After the disappearance of 197 votes in Humboldt County during the 2008 election due to a software programming error, California Secretary of State, Debra Bowen, considers withdrawing the state's approval of the flawed software.
California Secretary of State Debra Bowen is considering withdrawing the state's approval of the flawed Premier Elections Solutions software that resulted in almost 200 ballots disappearing from Humboldt County's final November election results.
Bowen's office announced that it will hold a public hearing March 17 at her Sacramento office to discuss the findings of its investigation into the problem, and to take public comment on the possible withdrawal of the state's approval of the voting system. Meanwhile, the two other counties in the state that use the system are left contemplating what its decertification would mean, and some election advocates are lobbying for some punitive action to be taken against Premier Elections Solutions.

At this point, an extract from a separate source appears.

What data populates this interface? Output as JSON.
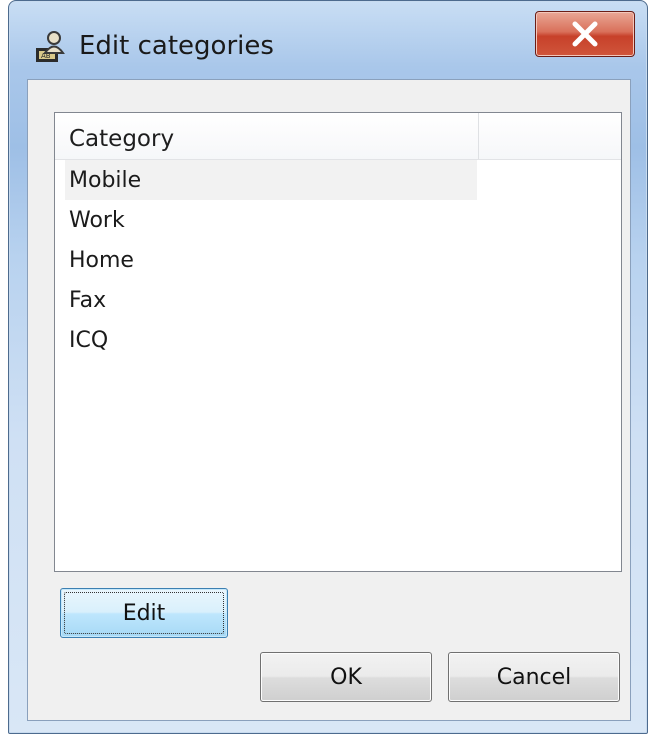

”The public hearing is typically the last step in the process,” Secretary of State spokeswoman Nicole Winger said. “It offers one final opportunity for input, for the vendor to state their side of the story and for the public to give comments or input as well. It's a chance for everyone to be on the same page and see where things stand.”
The software error reportedly first came to Bowen's attention after Humboldt County Registrar of Voters Carolyn Crnich informed her office that the first-of-its-kind Humboldt County Election Transparency Project had uncovered a discrepancy in the final vote tallies from the county's November election.
The project found that 197 vote-by-mail ballots, which had been scanned through vote counting machines, mysteriously disappeared from the final ballot tally as tabulated by Premier Elections Solutions' GEMS software.
The problem was traced to a programming error with the specific version of the software used in Humboldt County -- GEMS version 1.18.19 -- a programming error that sometimes results in the first deck of ballots scanned through the vote counting machine vanishing without a trace from the final results.
Chris Riggall, a spokesman for Premier Elections Solutions, said in a previous interview with the Times-Standard that the company had known of the programming error since 2004. Saying the certification process is too lengthy and time consuming to have had the software re-certified, Riggall said Premier instead issued “work around” orders by e-mail to its customers instructing them how to take steps to avoid the problem.